Readers of I Kick and I Fly by Ruchira Gupta will be inspired by the strong female characters as well as horrified by the novel’s sex trafficking theme. Set in northern India in a town called Forbesganj located in the state of Bihar, Gupta’s book reveals the story of fourteen-year-old Heera who intimately knows both hunger and homelessness. A member of the nomadic Nat tribe, Heera and her family are members of an oppressed caste. Her people used to be wrestlers and performers, but “overnight [they] were told [they] couldn’t do those things anymore, that [their] entire way of life was illegal” (283). Seeking to survive, they were forced to ask people for a place to live and then sought employment in any job available. One of those jobs was having sex with people for profit.

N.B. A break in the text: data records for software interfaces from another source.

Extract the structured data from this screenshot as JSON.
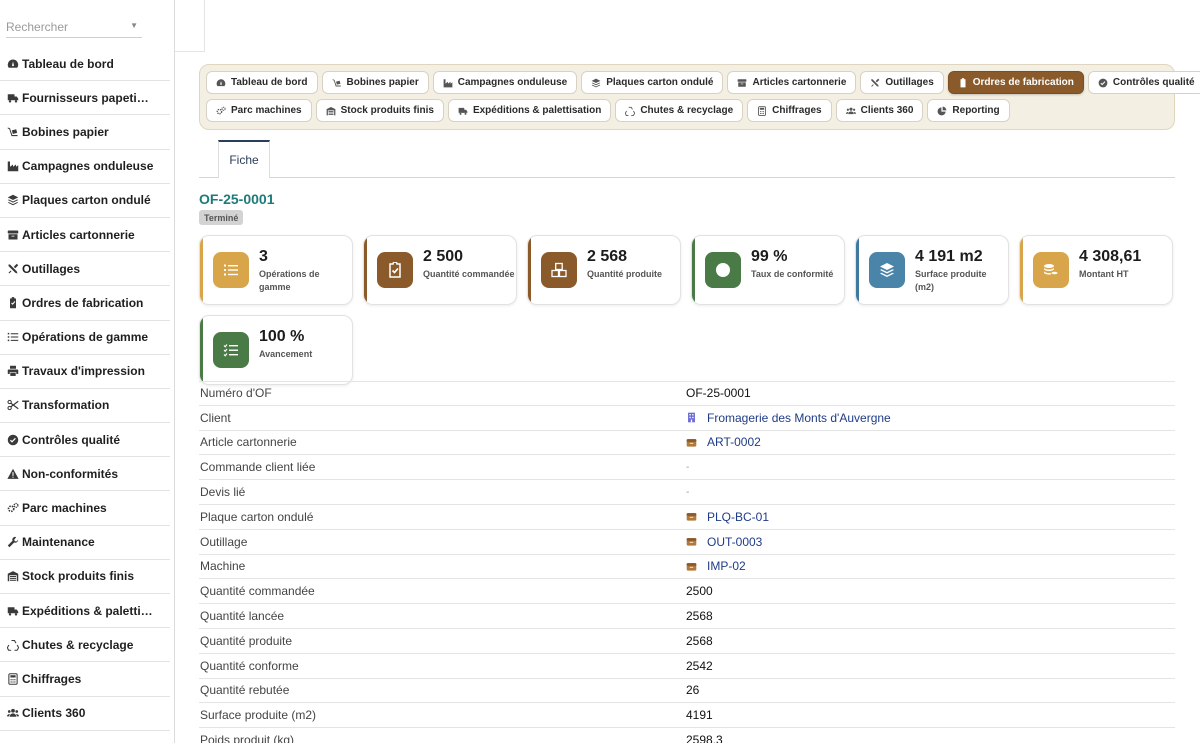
{
  "search": {
    "placeholder": "Rechercher"
  },
  "sidebar": {
    "items": [
      {
        "label": "Tableau de bord",
        "icon": "gauge-icon"
      },
      {
        "label": "Fournisseurs papeti…",
        "icon": "truck-icon"
      },
      {
        "label": "Bobines papier",
        "icon": "dolly-icon"
      },
      {
        "label": "Campagnes onduleuse",
        "icon": "industry-icon"
      },
      {
        "label": "Plaques carton ondulé",
        "icon": "layers-icon"
      },
      {
        "label": "Articles cartonnerie",
        "icon": "archive-icon"
      },
      {
        "label": "Outillages",
        "icon": "tools-icon"
      },
      {
        "label": "Ordres de fabrication",
        "icon": "clipboard-icon"
      },
      {
        "label": "Opérations de gamme",
        "icon": "list-icon"
      },
      {
        "label": "Travaux d'impression",
        "icon": "print-icon"
      },
      {
        "label": "Transformation",
        "icon": "scissors-icon"
      },
      {
        "label": "Contrôles qualité",
        "icon": "check-circle-icon"
      },
      {
        "label": "Non-conformités",
        "icon": "warning-icon"
      },
      {
        "label": "Parc machines",
        "icon": "cogs-icon"
      },
      {
        "label": "Maintenance",
        "icon": "wrench-icon"
      },
      {
        "label": "Stock produits finis",
        "icon": "warehouse-icon"
      },
      {
        "label": "Expéditions & paletti…",
        "icon": "truck-icon"
      },
      {
        "label": "Chutes & recyclage",
        "icon": "recycle-icon"
      },
      {
        "label": "Chiffrages",
        "icon": "calculator-icon"
      },
      {
        "label": "Clients 360",
        "icon": "users-icon"
      }
    ]
  },
  "modules": {
    "row1": [
      {
        "label": "Tableau de bord",
        "icon": "gauge-icon",
        "active": false
      },
      {
        "label": "Bobines papier",
        "icon": "dolly-icon",
        "active": false
      },
      {
        "label": "Campagnes onduleuse",
        "icon": "industry-icon",
        "active": false
      },
      {
        "label": "Plaques carton ondulé",
        "icon": "layers-icon",
        "active": false
      },
      {
        "label": "Articles cartonnerie",
        "icon": "archive-icon",
        "active": false
      },
      {
        "label": "Outillages",
        "icon": "tools-icon",
        "active": false
      },
      {
        "label": "Ordres de fabrication",
        "icon": "clipboard-icon",
        "active": true
      },
      {
        "label": "Contrôles qualité",
        "icon": "check-circle-icon",
        "active": false
      }
    ],
    "row2": [
      {
        "label": "Parc machines",
        "icon": "cogs-icon",
        "active": false
      },
      {
        "label": "Stock produits finis",
        "icon": "warehouse-icon",
        "active": false
      },
      {
        "label": "Expéditions & palettisation",
        "icon": "truck-icon",
        "active": false
      },
      {
        "label": "Chutes & recyclage",
        "icon": "recycle-icon",
        "active": false
      },
      {
        "label": "Chiffrages",
        "icon": "calculator-icon",
        "active": false
      },
      {
        "label": "Clients 360",
        "icon": "users-icon",
        "active": false
      },
      {
        "label": "Reporting",
        "icon": "chart-pie-icon",
        "active": false
      }
    ]
  },
  "tabs": {
    "fiche": "Fiche"
  },
  "record": {
    "title": "OF-25-0001",
    "status": "Terminé"
  },
  "kpis": [
    {
      "value": "3",
      "label": "Opérations de gamme",
      "icon": "list-icon",
      "bar": "#d9a54a",
      "color": "#d9a54a"
    },
    {
      "value": "2 500",
      "label": "Quantité commandée",
      "icon": "clipboard-check-icon",
      "bar": "#8a5a2b",
      "color": "#8a5a2b"
    },
    {
      "value": "2 568",
      "label": "Quantité produite",
      "icon": "boxes-icon",
      "bar": "#8a5a2b",
      "color": "#8a5a2b"
    },
    {
      "value": "99 %",
      "label": "Taux de conformité",
      "icon": "check-circle-icon",
      "bar": "#4a7a45",
      "color": "#4a7a45"
    },
    {
      "value": "4 191 m2",
      "label": "Surface produite (m2)",
      "icon": "layers-icon",
      "bar": "#3f7a9e",
      "color": "#4a84a8"
    },
    {
      "value": "4 308,61",
      "label": "Montant HT",
      "icon": "coins-icon",
      "bar": "#d9a54a",
      "color": "#d9a54a"
    },
    {
      "value": "100 %",
      "label": "Avancement",
      "icon": "tasks-icon",
      "bar": "#4a7a45",
      "color": "#4a7a45"
    }
  ],
  "details": [
    {
      "label": "Numéro d'OF",
      "value": "OF-25-0001",
      "type": "text"
    },
    {
      "label": "Client",
      "value": "Fromagerie des Monts d'Auvergne",
      "type": "link",
      "icon": "building-icon"
    },
    {
      "label": "Article cartonnerie",
      "value": "ART-0002",
      "type": "link",
      "icon": "box-icon"
    },
    {
      "label": "Commande client liée",
      "value": "-",
      "type": "empty"
    },
    {
      "label": "Devis lié",
      "value": "-",
      "type": "empty"
    },
    {
      "label": "Plaque carton ondulé",
      "value": "PLQ-BC-01",
      "type": "link",
      "icon": "box-icon"
    },
    {
      "label": "Outillage",
      "value": "OUT-0003",
      "type": "link",
      "icon": "box-icon"
    },
    {
      "label": "Machine",
      "value": "IMP-02",
      "type": "link",
      "icon": "box-icon"
    },
    {
      "label": "Quantité commandée",
      "value": "2500",
      "type": "text"
    },
    {
      "label": "Quantité lancée",
      "value": "2568",
      "type": "text"
    },
    {
      "label": "Quantité produite",
      "value": "2568",
      "type": "text"
    },
    {
      "label": "Quantité conforme",
      "value": "2542",
      "type": "text"
    },
    {
      "label": "Quantité rebutée",
      "value": "26",
      "type": "text"
    },
    {
      "label": "Surface produite (m2)",
      "value": "4191",
      "type": "text"
    },
    {
      "label": "Poids produit (kg)",
      "value": "2598.3",
      "type": "text"
    }
  ]
}
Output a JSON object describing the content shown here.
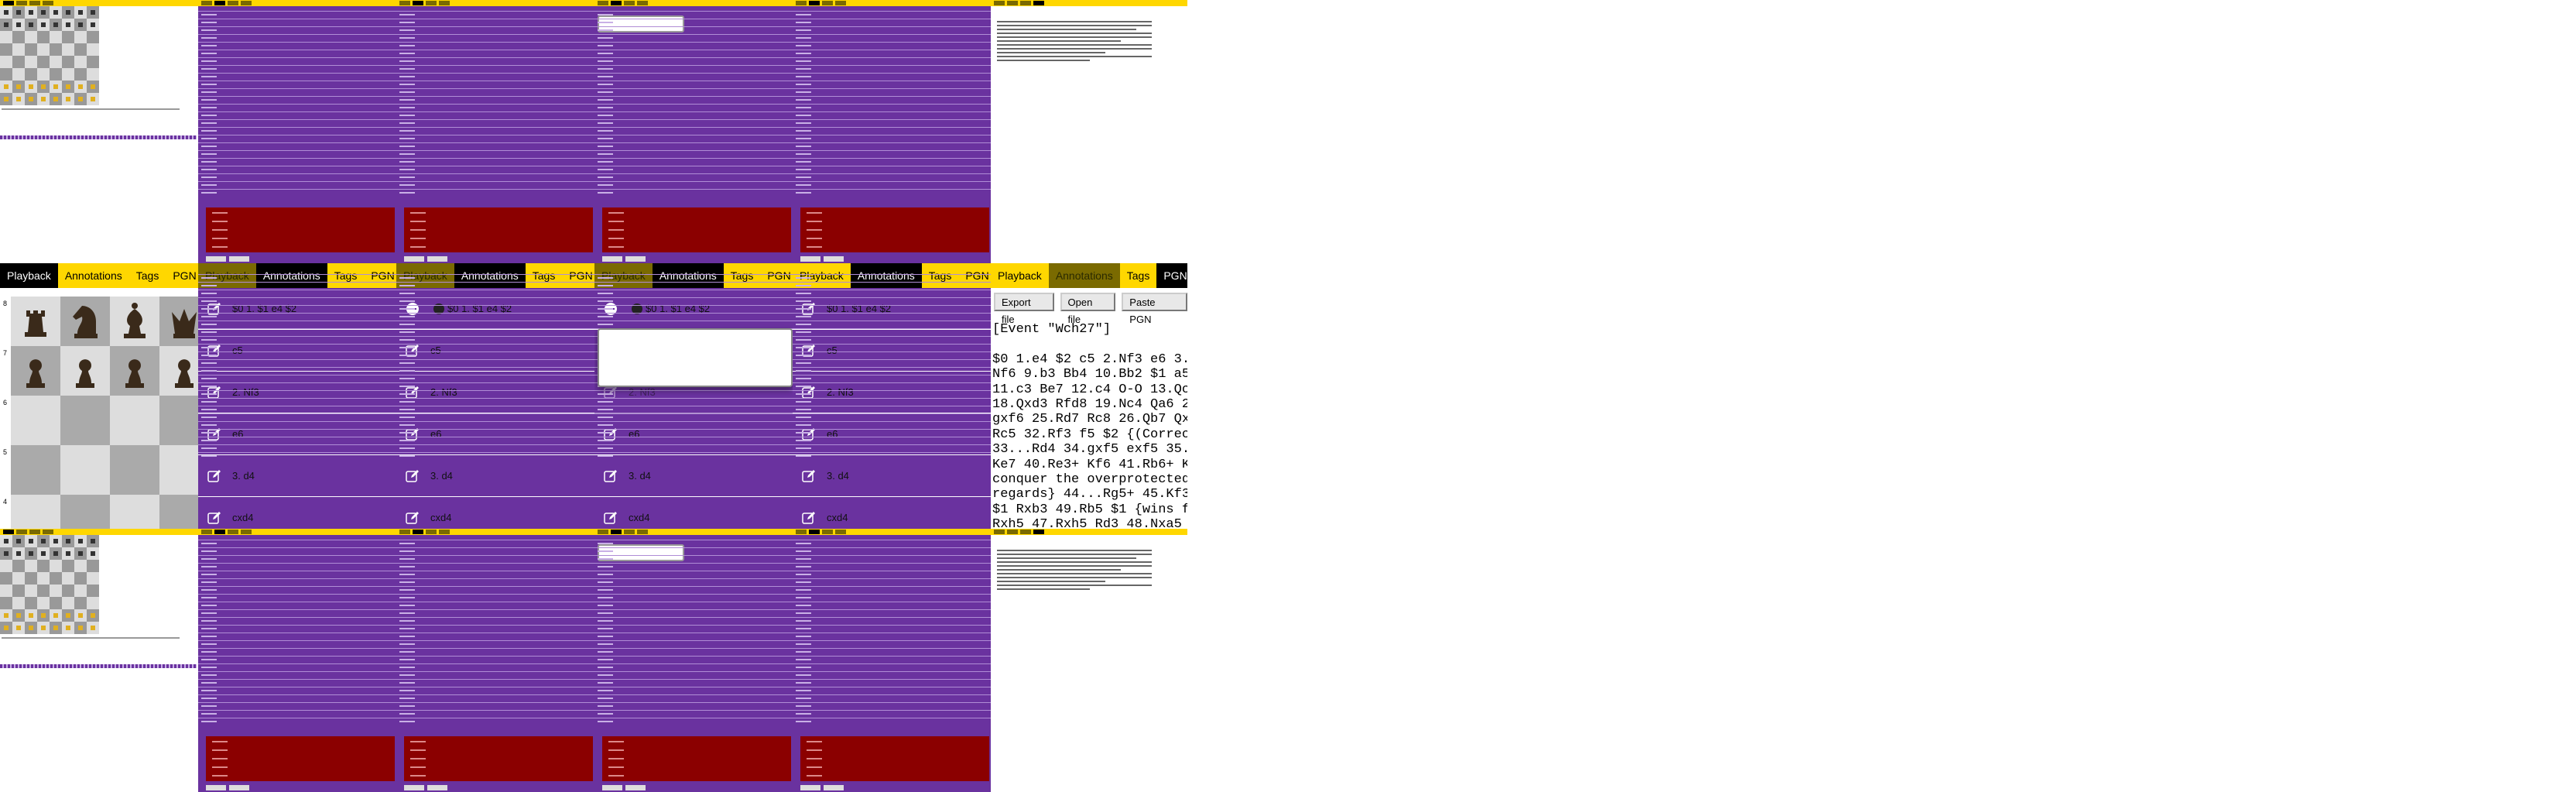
{
  "tabs": [
    "Playback",
    "Annotations",
    "Tags",
    "PGN"
  ],
  "notation": {
    "row1": "$0 1. $1 e4 $2",
    "row1_short": "$1 e4 $2",
    "row2": "c5",
    "row3": "2. Nf3",
    "row4": "e6",
    "row5": "3. d4",
    "row6": "cxd4"
  },
  "board": {
    "ranks": [
      "8",
      "7",
      "6",
      "5",
      "4"
    ]
  },
  "pgn": {
    "export_label": "Export file",
    "open_label": "Open file",
    "paste_label": "Paste PGN",
    "text": "[Event \"Wch27\"]\n\n$0 1.e4 $2 c5 2.Nf3 e6 3.\nNf6 9.b3 Bb4 10.Bb2 $1 a5\n11.c3 Be7 12.c4 O-O 13.Qc\n18.Qxd3 Rfd8 19.Nc4 Qa6 2\ngxf6 25.Rd7 Rc8 26.Qb7 Qx\nRc5 32.Rf3 f5 $2 {(Correc\n33...Rd4 34.gxf5 exf5 35.\nKe7 40.Re3+ Kf6 41.Rb6+ K\nconquer the overprotected\nregards} 44...Rg5+ 45.Kf3\n$1 Rxb3 49.Rb5 $1 {wins f\nRxh5 47.Rxh5 Rd3 48.Nxa5"
  },
  "colors": {
    "yellow": "#ffd700",
    "purple": "#6a329f",
    "red": "#8b0000",
    "black": "#000000"
  }
}
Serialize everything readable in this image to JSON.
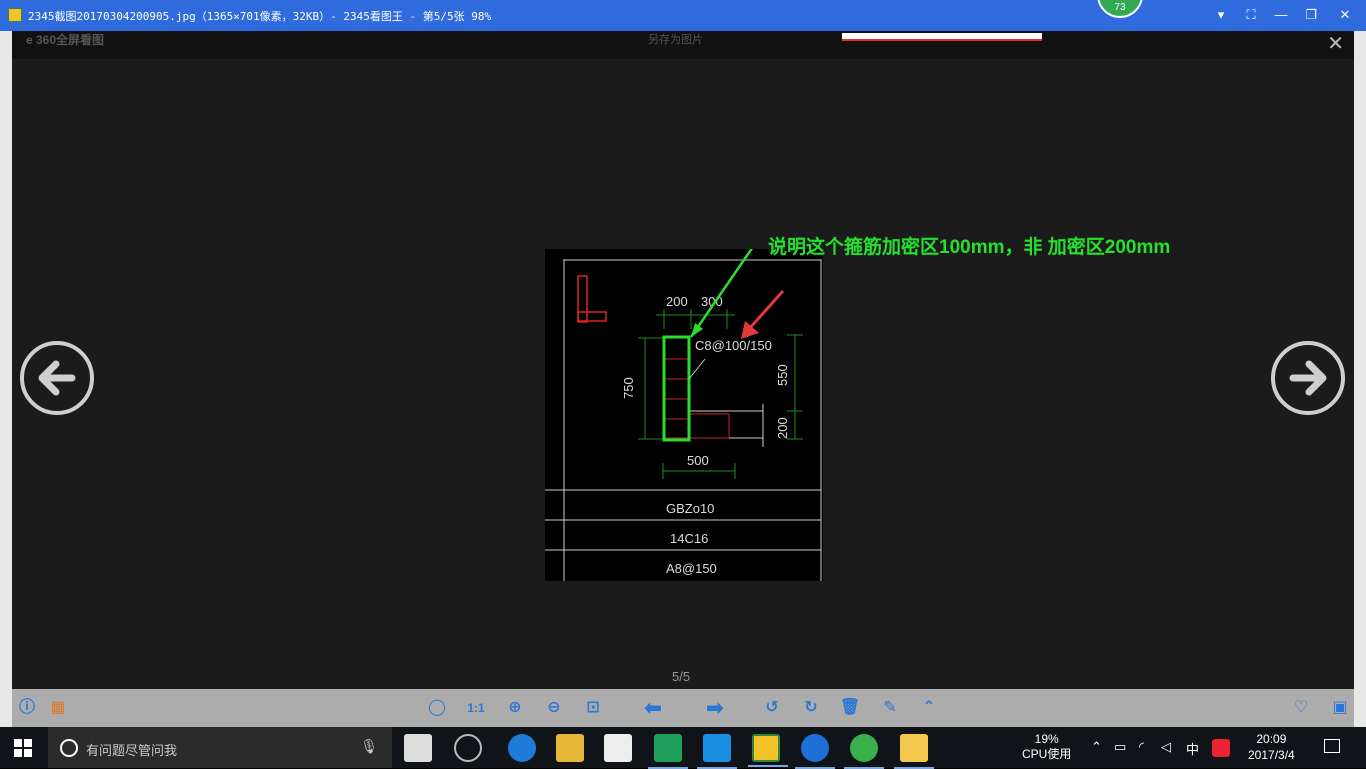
{
  "window": {
    "title": "2345截图20170304200905.jpg（1365×701像素，32KB）- 2345看图王 - 第5/5张 98%",
    "badge": "73",
    "controls": [
      "▾",
      "⛶",
      "—",
      "❐",
      "✕"
    ]
  },
  "viewer": {
    "logo": "e 360全屏看图",
    "save_label": "另存为图片",
    "close": "✕",
    "counter": "5/5",
    "annotation": "说明这个箍筋加密区100mm，非 加密区200mm"
  },
  "drawing": {
    "dim_top_left": "200",
    "dim_top_right": "300",
    "stirrup_label": "C8@100/150",
    "dim_left": "750",
    "dim_right": "550",
    "dim_right_lower": "200",
    "dim_bottom": "500",
    "table_rows": [
      "GBZo10",
      "14C16",
      "A8@150"
    ]
  },
  "toolbar": {
    "left": [
      {
        "name": "info-icon",
        "glyph": "ⓘ"
      },
      {
        "name": "gift-icon",
        "glyph": "▦"
      }
    ],
    "center": [
      {
        "name": "mouse-icon",
        "glyph": "◯"
      },
      {
        "name": "actual-size-icon",
        "glyph": "1:1"
      },
      {
        "name": "zoom-in-icon",
        "glyph": "⊕"
      },
      {
        "name": "zoom-out-icon",
        "glyph": "⊖"
      },
      {
        "name": "fit-window-icon",
        "glyph": "⊡"
      },
      {
        "name": "prev-arrow-icon",
        "glyph": "⬅"
      },
      {
        "name": "next-arrow-icon",
        "glyph": "➡"
      },
      {
        "name": "rotate-left-icon",
        "glyph": "↺"
      },
      {
        "name": "rotate-right-icon",
        "glyph": "↻"
      },
      {
        "name": "delete-icon",
        "glyph": "🗑"
      },
      {
        "name": "edit-icon",
        "glyph": "✎"
      },
      {
        "name": "more-icon",
        "glyph": "⌃"
      }
    ],
    "right": [
      {
        "name": "favorite-icon",
        "glyph": "♡"
      },
      {
        "name": "folder-search-icon",
        "glyph": "▣"
      }
    ]
  },
  "taskbar": {
    "search_placeholder": "有问题尽管问我",
    "cpu_percent": "19%",
    "cpu_label": "CPU使用",
    "ime": "中",
    "time": "20:09",
    "date": "2017/3/4"
  },
  "colors": {
    "titlebar": "#2f6bdc",
    "annotation": "#27e02d",
    "toolbar_icon": "#2a78d4"
  }
}
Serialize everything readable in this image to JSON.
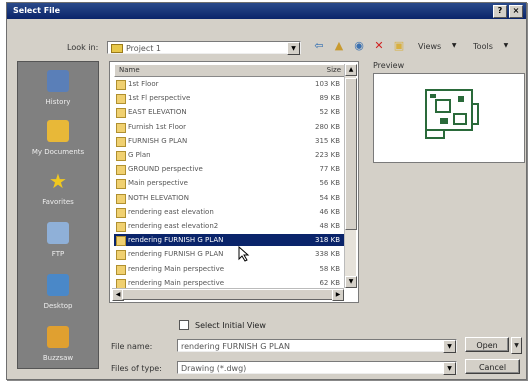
{
  "window": {
    "title": "Select File",
    "controls": [
      "?",
      "×"
    ]
  },
  "lookin": {
    "label": "Look in:",
    "value": "Project 1"
  },
  "toolbar": {
    "views_label": "Views",
    "tools_label": "Tools"
  },
  "places": [
    {
      "label": "History",
      "icon": "history-icon",
      "color": "#5a7fb8"
    },
    {
      "label": "My Documents",
      "icon": "my-documents-icon",
      "color": "#e8b838"
    },
    {
      "label": "Favorites",
      "icon": "favorites-star-icon",
      "color": "#f0c820"
    },
    {
      "label": "FTP",
      "icon": "ftp-icon",
      "color": "#8fb0d8"
    },
    {
      "label": "Desktop",
      "icon": "desktop-icon",
      "color": "#4a88c8"
    },
    {
      "label": "Buzzsaw",
      "icon": "buzzsaw-icon",
      "color": "#e0a030"
    }
  ],
  "filelist": {
    "headers": {
      "name": "Name",
      "size": "Size"
    },
    "rows": [
      {
        "name": "1st Floor",
        "size": "103 KB"
      },
      {
        "name": "1st Fl perspective",
        "size": "89 KB"
      },
      {
        "name": "EAST ELEVATION",
        "size": "52 KB"
      },
      {
        "name": "Furnish 1st Floor",
        "size": "280 KB"
      },
      {
        "name": "FURNISH G PLAN",
        "size": "315 KB"
      },
      {
        "name": "G Plan",
        "size": "223 KB"
      },
      {
        "name": "GROUND perspective",
        "size": "77 KB"
      },
      {
        "name": "Main perspective",
        "size": "56 KB"
      },
      {
        "name": "NOTH ELEVATION",
        "size": "54 KB"
      },
      {
        "name": "rendering east elevation",
        "size": "46 KB"
      },
      {
        "name": "rendering east elevation2",
        "size": "48 KB"
      },
      {
        "name": "rendering FURNISH G PLAN",
        "size": "318 KB"
      },
      {
        "name": "rendering FURNISH G PLAN",
        "size": "338 KB"
      },
      {
        "name": "rendering Main perspective",
        "size": "58 KB"
      },
      {
        "name": "rendering Main perspective",
        "size": "62 KB"
      }
    ]
  },
  "preview": {
    "label": "Preview"
  },
  "select_initial_view": {
    "label": "Select Initial View",
    "checked": false
  },
  "file_name": {
    "label": "File name:",
    "value": "rendering FURNISH G PLAN"
  },
  "file_type": {
    "label": "Files of type:",
    "value": "Drawing (*.dwg)"
  },
  "buttons": {
    "open": "Open",
    "cancel": "Cancel"
  }
}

Even though she hasn’t won the birth lottery, Heera takes inspiration from Bruce Lee and vows that she will not trade her dreams for kung fu and an education for the beatings and torture of prostitution because of superstition and cultural dogma. Despite her efforts and those of her mother and because of his addictions, his ego, and Nat customs, Heera’s father objects to Heera’s dreams. He announces that Heera has been marked to be sold; she has a one year reprieve.
Thinking of running away to Nepal, Heera wishes to join her uncles, train to become a wrestling champion, a pehelewan, and win prize money. As usual, her brother Salman—a caring, kind, and responsible young man who hopes to be a physicist—urges her to use logic. Because Heera is a girl, such dreams are out of bounds for her.
With the sponsorship of Rini Di—the novel’s real hero—Heera does train in kung fu. She becomes fast, focused, and flexible. Through the art of kung fu, Heera learns to defend herself. She realizes that “size is never a true indication of muscular power and efficiency” (308). She also gains certain comforts and the camaraderie of her teammates as she competes. Still, she feels guilt, guilt that Salman has sacrificed his dreams for her, guilt that her mother and baby sister suffer, and guilt that other girls must experience bodily violation. Heera wonders how she can help, how she can inspire other at-risk children, and how she can effect change.
Under the influence of the activism of Rini Di, Heera is determined to win some victory for humanity. Her fear pales in comparison to her desire to help others and the world. After all, the problem of human trafficking is a global one. According to Rini Di, the criminal rings are big and work across countries. Gupta also shares statistics from the United Nations Office for Drugs and Crime that human trafficking is the second largest organized crime in the world, involving billions of dollars.
Heera’s story is one of hope in the face of great odds. It’s about how our bodies belong to us alone and how a community that resolves to make change contagious can succeed when they bond together to combat evil. Inspired by his daughter’s accomplishments, Baba finds pride in Heera, a pride which motivates him to seek his own self-respect.
- Posted by Donna